## [ABOUT THIS EXERCISE]
Your answer must be an exact copy of the data, without any pictures.

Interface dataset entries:
Segment Open

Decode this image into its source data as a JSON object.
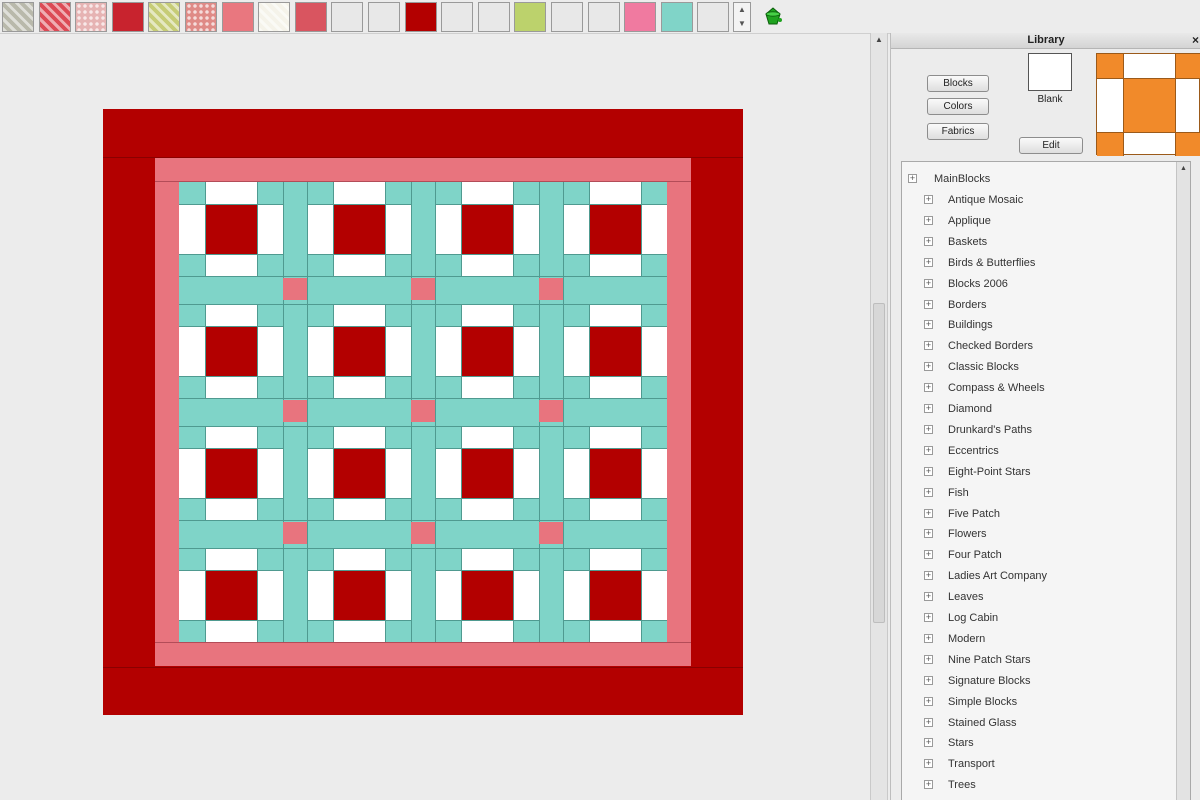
{
  "toolbar": {
    "swatches": [
      {
        "color": "#b9b9ab",
        "pattern": "a"
      },
      {
        "color": "#dc4a55",
        "pattern": "a"
      },
      {
        "color": "#e6b3b3",
        "pattern": "b"
      },
      {
        "color": "#c8232e",
        "pattern": "none"
      },
      {
        "color": "#c6cc76",
        "pattern": "a"
      },
      {
        "color": "#df8a86",
        "pattern": "b"
      },
      {
        "color": "#e9777f",
        "pattern": "none"
      },
      {
        "color": "#f5f3ea",
        "pattern": "a"
      },
      {
        "color": "#d95560",
        "pattern": "none"
      },
      {
        "color": "#e8e8e8",
        "pattern": "none"
      },
      {
        "color": "#e8e8e8",
        "pattern": "none"
      },
      {
        "color": "#b30000",
        "pattern": "none"
      },
      {
        "color": "#e8e8e8",
        "pattern": "none"
      },
      {
        "color": "#e8e8e8",
        "pattern": "none"
      },
      {
        "color": "#bcd26c",
        "pattern": "none"
      },
      {
        "color": "#e8e8e8",
        "pattern": "none"
      },
      {
        "color": "#e8e8e8",
        "pattern": "none"
      },
      {
        "color": "#f07aa0",
        "pattern": "none"
      },
      {
        "color": "#80d4c8",
        "pattern": "none"
      },
      {
        "color": "#e8e8e8",
        "pattern": "none"
      }
    ],
    "stepper_up": "▲",
    "stepper_down": "▼"
  },
  "quilt": {
    "border_color": "#b30000",
    "inner_border_color": "#e8747e",
    "sash_color": "#7fd4c8",
    "cornerstone_color": "#e8747e",
    "block_center_color": "#b30000",
    "block_light_color": "#ffffff",
    "rows": 4,
    "cols": 4
  },
  "library": {
    "title": "Library",
    "close_glyph": "×",
    "buttons": {
      "blocks": "Blocks",
      "colors": "Colors",
      "fabrics": "Fabrics",
      "edit": "Edit"
    },
    "blank_label": "Blank",
    "preview_color": "#f18a2a",
    "tree_root": "MainBlocks",
    "tree_items": [
      "Antique Mosaic",
      "Applique",
      "Baskets",
      "Birds & Butterflies",
      "Blocks 2006",
      "Borders",
      "Buildings",
      "Checked Borders",
      "Classic Blocks",
      "Compass & Wheels",
      "Diamond",
      "Drunkard's Paths",
      "Eccentrics",
      "Eight-Point Stars",
      "Fish",
      "Five Patch",
      "Flowers",
      "Four Patch",
      "Ladies Art Company",
      "Leaves",
      "Log Cabin",
      "Modern",
      "Nine Patch Stars",
      "Signature Blocks",
      "Simple Blocks",
      "Stained Glass",
      "Stars",
      "Transport",
      "Trees"
    ]
  }
}
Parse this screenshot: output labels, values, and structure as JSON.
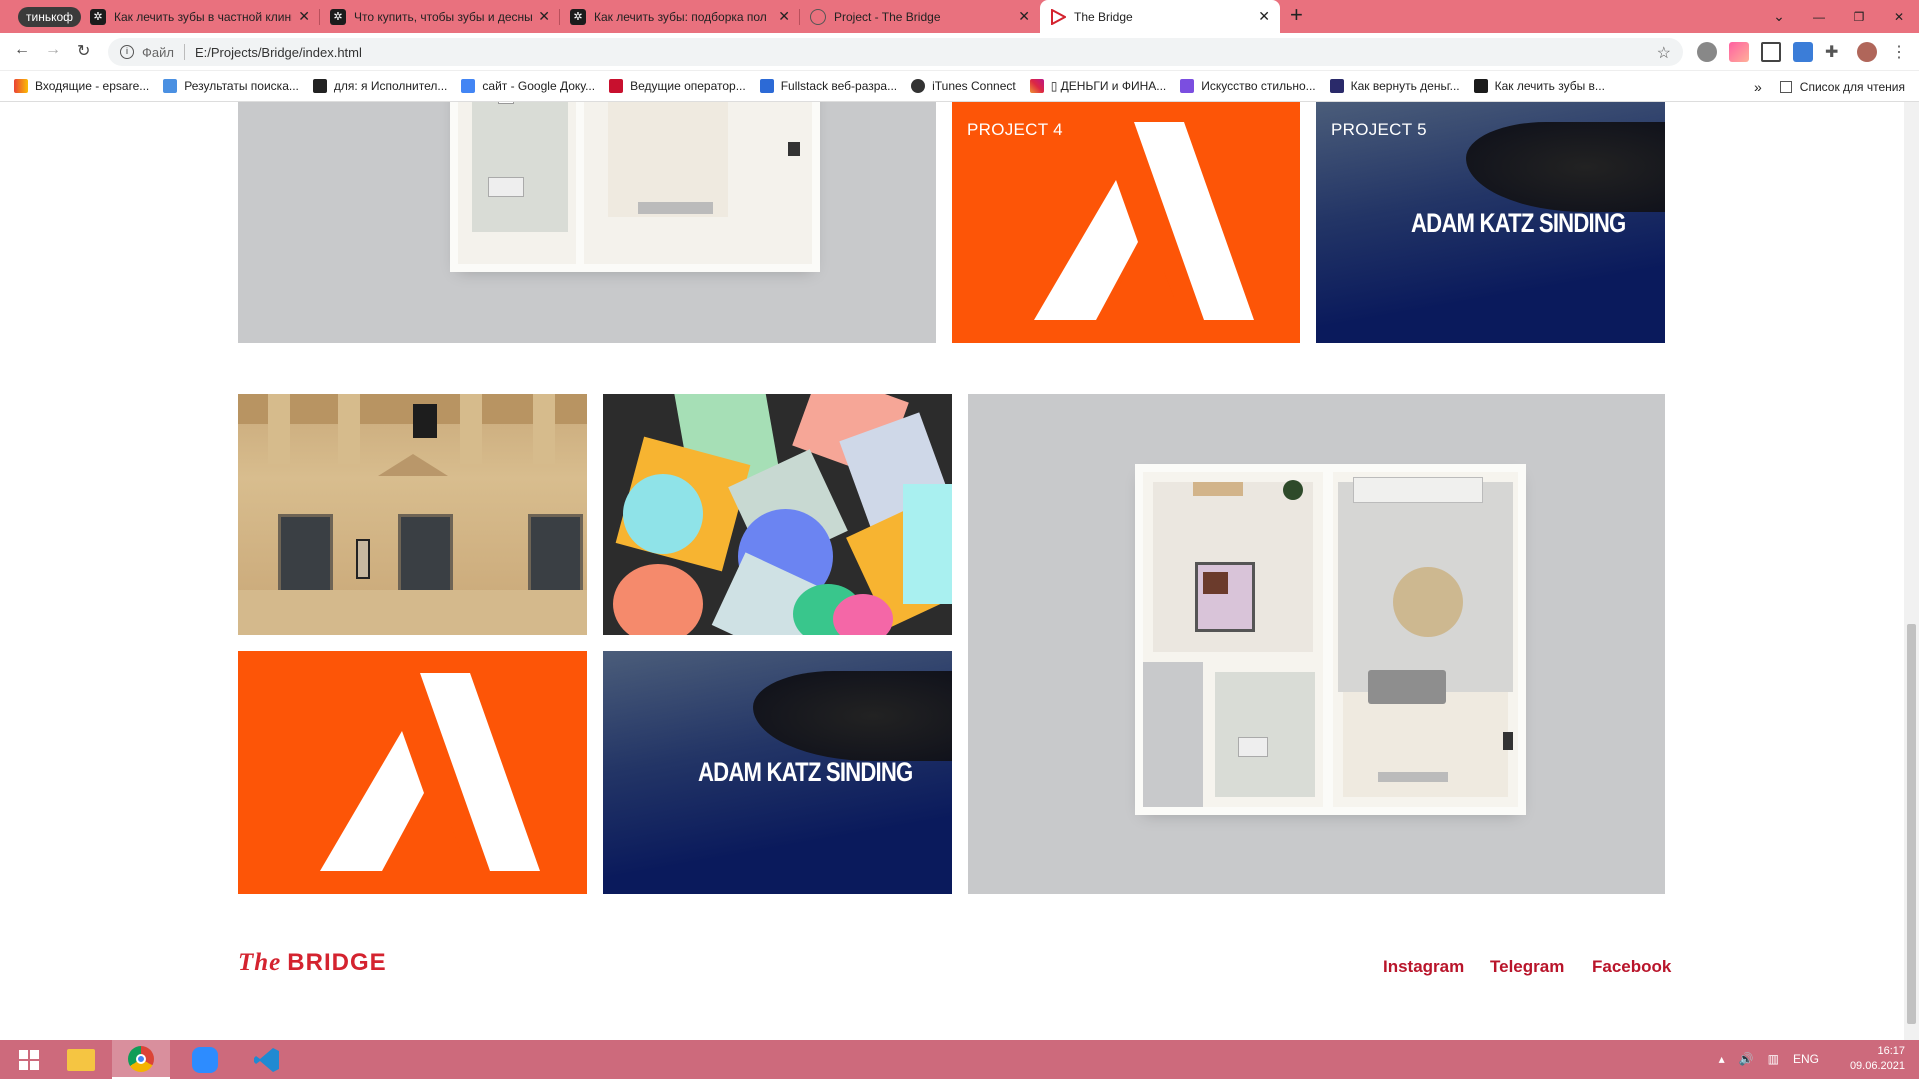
{
  "browser": {
    "tab_group_chip": "тинькоф",
    "tabs": [
      {
        "title": "Как лечить зубы в частной клини",
        "active": false
      },
      {
        "title": "Что купить, чтобы зубы и десны",
        "active": false
      },
      {
        "title": "Как лечить зубы: подборка пол",
        "active": false
      },
      {
        "title": "Project - The Bridge",
        "active": false
      },
      {
        "title": "The Bridge",
        "active": true
      }
    ],
    "address": {
      "scheme_label": "Файл",
      "url": "E:/Projects/Bridge/index.html"
    },
    "bookmarks": [
      {
        "label": "Входящие - epsare..."
      },
      {
        "label": "Результаты поиска..."
      },
      {
        "label": "для: я Исполнител..."
      },
      {
        "label": "сайт - Google Доку..."
      },
      {
        "label": "Ведущие оператор..."
      },
      {
        "label": "Fullstack веб-разра..."
      },
      {
        "label": "iTunes Connect"
      },
      {
        "label": "▯ ДЕНЬГИ и ФИНА..."
      },
      {
        "label": "Искусство стильно..."
      },
      {
        "label": "Как вернуть деньг..."
      },
      {
        "label": "Как лечить зубы в..."
      }
    ],
    "reading_list": "Список для чтения",
    "overflow_chevron": "»"
  },
  "page": {
    "projects": [
      {
        "label": "PROJECT 4"
      },
      {
        "label": "PROJECT 5"
      }
    ],
    "adam_katz_text": "ADAM KATZ SINDING",
    "footer": {
      "logo_script": "The",
      "logo_word": "BRIDGE",
      "links": [
        "Instagram",
        "Telegram",
        "Facebook"
      ]
    }
  },
  "taskbar": {
    "lang": "ENG",
    "time": "16:17",
    "date": "09.06.2021"
  },
  "colors": {
    "tab_strip": "#e9717e",
    "orange": "#fd5507",
    "navy": "#0a1a5c",
    "footer_red": "#d4232f",
    "taskbar": "#cd6a7c"
  }
}
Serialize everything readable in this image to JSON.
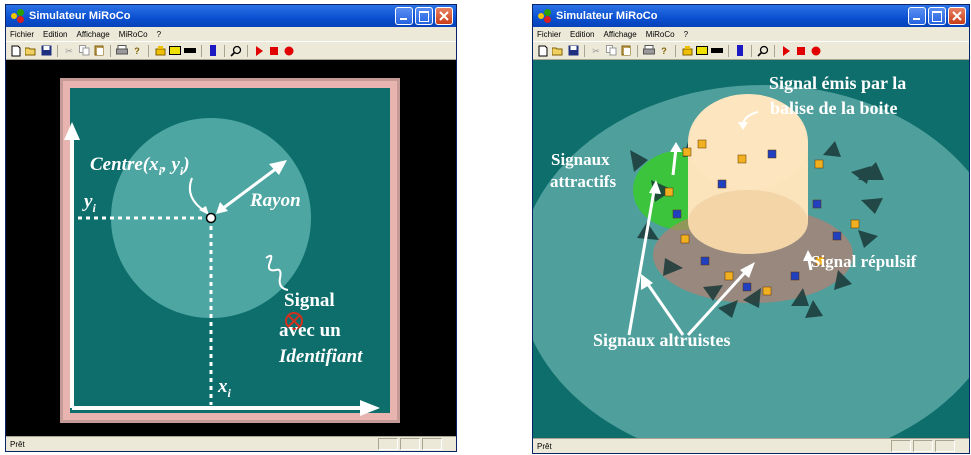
{
  "left_window": {
    "title": "Simulateur MiRoCo",
    "menu": [
      "Fichier",
      "Edition",
      "Affichage",
      "MiRoCo",
      "?"
    ],
    "status": "Prêt",
    "annotations": {
      "centre": "Centre(x",
      "centre_sub_i": "i",
      "centre_mid": ", y",
      "centre_sub_i2": "i",
      "centre_end": ")",
      "yi": "y",
      "yi_sub": "i",
      "rayon": "Rayon",
      "signal": "Signal",
      "avec_un": "avec un",
      "identifiant": "Identifiant",
      "xi": "x",
      "xi_sub": "i"
    }
  },
  "right_window": {
    "title": "Simulateur MiRoCo",
    "menu": [
      "Fichier",
      "Edition",
      "Affichage",
      "MiRoCo",
      "?"
    ],
    "status": "Prêt",
    "annotations": {
      "signal_emis_1": "Signal émis par la",
      "signal_emis_2": "balise de la boite",
      "signaux": "Signaux",
      "attractifs": "attractifs",
      "signal_repulsif": "Signal répulsif",
      "signaux_altruistes": "Signaux altruistes"
    }
  },
  "colors": {
    "arena_teal": "#0d6e6b",
    "arena_light": "#4f9f9c",
    "circle_light": "#4da6a2",
    "wall_pink": "#e8b4b0",
    "title_blue": "#0a4fd0",
    "attract_green": "#3cc43c",
    "box_cream": "#fde6bf"
  }
}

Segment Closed

## [SOLUTION TO THIS EXERCISE]
Decode this image into its source data as a JSON object.
{
  "toolbar": {
    "swatches": [
      {
        "color": "#b9b9ab",
        "pattern": "a"
      },
      {
        "color": "#dc4a55",
        "pattern": "a"
      },
      {
        "color": "#e6b3b3",
        "pattern": "b"
      },
      {
        "color": "#c8232e",
        "pattern": "none"
      },
      {
        "color": "#c6cc76",
        "pattern": "a"
      },
      {
        "color": "#df8a86",
        "pattern": "b"
      },
      {
        "color": "#e9777f",
        "pattern": "none"
      },
      {
        "color": "#f5f3ea",
        "pattern": "a"
      },
      {
        "color": "#d95560",
        "pattern": "none"
      },
      {
        "color": "#e8e8e8",
        "pattern": "none"
      },
      {
        "color": "#e8e8e8",
        "pattern": "none"
      },
      {
        "color": "#b30000",
        "pattern": "none"
      },
      {
        "color": "#e8e8e8",
        "pattern": "none"
      },
      {
        "color": "#e8e8e8",
        "pattern": "none"
      },
      {
        "color": "#bcd26c",
        "pattern": "none"
      },
      {
        "color": "#e8e8e8",
        "pattern": "none"
      },
      {
        "color": "#e8e8e8",
        "pattern": "none"
      },
      {
        "color": "#f07aa0",
        "pattern": "none"
      },
      {
        "color": "#80d4c8",
        "pattern": "none"
      },
      {
        "color": "#e8e8e8",
        "pattern": "none"
      }
    ],
    "stepper_up": "▲",
    "stepper_down": "▼"
  },
  "quilt": {
    "border_color": "#b30000",
    "inner_border_color": "#e8747e",
    "sash_color": "#7fd4c8",
    "cornerstone_color": "#e8747e",
    "block_center_color": "#b30000",
    "block_light_color": "#ffffff",
    "rows": 4,
    "cols": 4
  },
  "library": {
    "title": "Library",
    "close_glyph": "×",
    "buttons": {
      "blocks": "Blocks",
      "colors": "Colors",
      "fabrics": "Fabrics",
      "edit": "Edit"
    },
    "blank_label": "Blank",
    "preview_color": "#f18a2a",
    "tree_root": "MainBlocks",
    "tree_items": [
      "Antique Mosaic",
      "Applique",
      "Baskets",
      "Birds & Butterflies",
      "Blocks 2006",
      "Borders",
      "Buildings",
      "Checked Borders",
      "Classic Blocks",
      "Compass & Wheels",
      "Diamond",
      "Drunkard's Paths",
      "Eccentrics",
      "Eight-Point Stars",
      "Fish",
      "Five Patch",
      "Flowers",
      "Four Patch",
      "Ladies Art Company",
      "Leaves",
      "Log Cabin",
      "Modern",
      "Nine Patch Stars",
      "Signature Blocks",
      "Simple Blocks",
      "Stained Glass",
      "Stars",
      "Transport",
      "Trees"
    ]
  }
}
Parse this screenshot: output labels, values, and structure as JSON.
{
  "browser": {
    "tab_group_chip": "тинькоф",
    "tabs": [
      {
        "title": "Как лечить зубы в частной клини",
        "active": false
      },
      {
        "title": "Что купить, чтобы зубы и десны",
        "active": false
      },
      {
        "title": "Как лечить зубы: подборка пол",
        "active": false
      },
      {
        "title": "Project - The Bridge",
        "active": false
      },
      {
        "title": "The Bridge",
        "active": true
      }
    ],
    "address": {
      "scheme_label": "Файл",
      "url": "E:/Projects/Bridge/index.html"
    },
    "bookmarks": [
      {
        "label": "Входящие - epsare..."
      },
      {
        "label": "Результаты поиска..."
      },
      {
        "label": "для: я Исполнител..."
      },
      {
        "label": "сайт - Google Доку..."
      },
      {
        "label": "Ведущие оператор..."
      },
      {
        "label": "Fullstack веб-разра..."
      },
      {
        "label": "iTunes Connect"
      },
      {
        "label": "▯ ДЕНЬГИ и ФИНА..."
      },
      {
        "label": "Искусство стильно..."
      },
      {
        "label": "Как вернуть деньг..."
      },
      {
        "label": "Как лечить зубы в..."
      }
    ],
    "reading_list": "Список для чтения",
    "overflow_chevron": "»"
  },
  "page": {
    "projects": [
      {
        "label": "PROJECT 4"
      },
      {
        "label": "PROJECT 5"
      }
    ],
    "adam_katz_text": "ADAM KATZ SINDING",
    "footer": {
      "logo_script": "The",
      "logo_word": "BRIDGE",
      "links": [
        "Instagram",
        "Telegram",
        "Facebook"
      ]
    }
  },
  "taskbar": {
    "lang": "ENG",
    "time": "16:17",
    "date": "09.06.2021"
  },
  "colors": {
    "tab_strip": "#e9717e",
    "orange": "#fd5507",
    "navy": "#0a1a5c",
    "footer_red": "#d4232f",
    "taskbar": "#cd6a7c"
  }
}
Serialize everything readable in this image to JSON.
{
  "left_window": {
    "title": "Simulateur MiRoCo",
    "menu": [
      "Fichier",
      "Edition",
      "Affichage",
      "MiRoCo",
      "?"
    ],
    "status": "Prêt",
    "annotations": {
      "centre": "Centre(x",
      "centre_sub_i": "i",
      "centre_mid": ", y",
      "centre_sub_i2": "i",
      "centre_end": ")",
      "yi": "y",
      "yi_sub": "i",
      "rayon": "Rayon",
      "signal": "Signal",
      "avec_un": "avec un",
      "identifiant": "Identifiant",
      "xi": "x",
      "xi_sub": "i"
    }
  },
  "right_window": {
    "title": "Simulateur MiRoCo",
    "menu": [
      "Fichier",
      "Edition",
      "Affichage",
      "MiRoCo",
      "?"
    ],
    "status": "Prêt",
    "annotations": {
      "signal_emis_1": "Signal émis par la",
      "signal_emis_2": "balise de la boite",
      "signaux": "Signaux",
      "attractifs": "attractifs",
      "signal_repulsif": "Signal répulsif",
      "signaux_altruistes": "Signaux altruistes"
    }
  },
  "colors": {
    "arena_teal": "#0d6e6b",
    "arena_light": "#4f9f9c",
    "circle_light": "#4da6a2",
    "wall_pink": "#e8b4b0",
    "title_blue": "#0a4fd0",
    "attract_green": "#3cc43c",
    "box_cream": "#fde6bf"
  }
}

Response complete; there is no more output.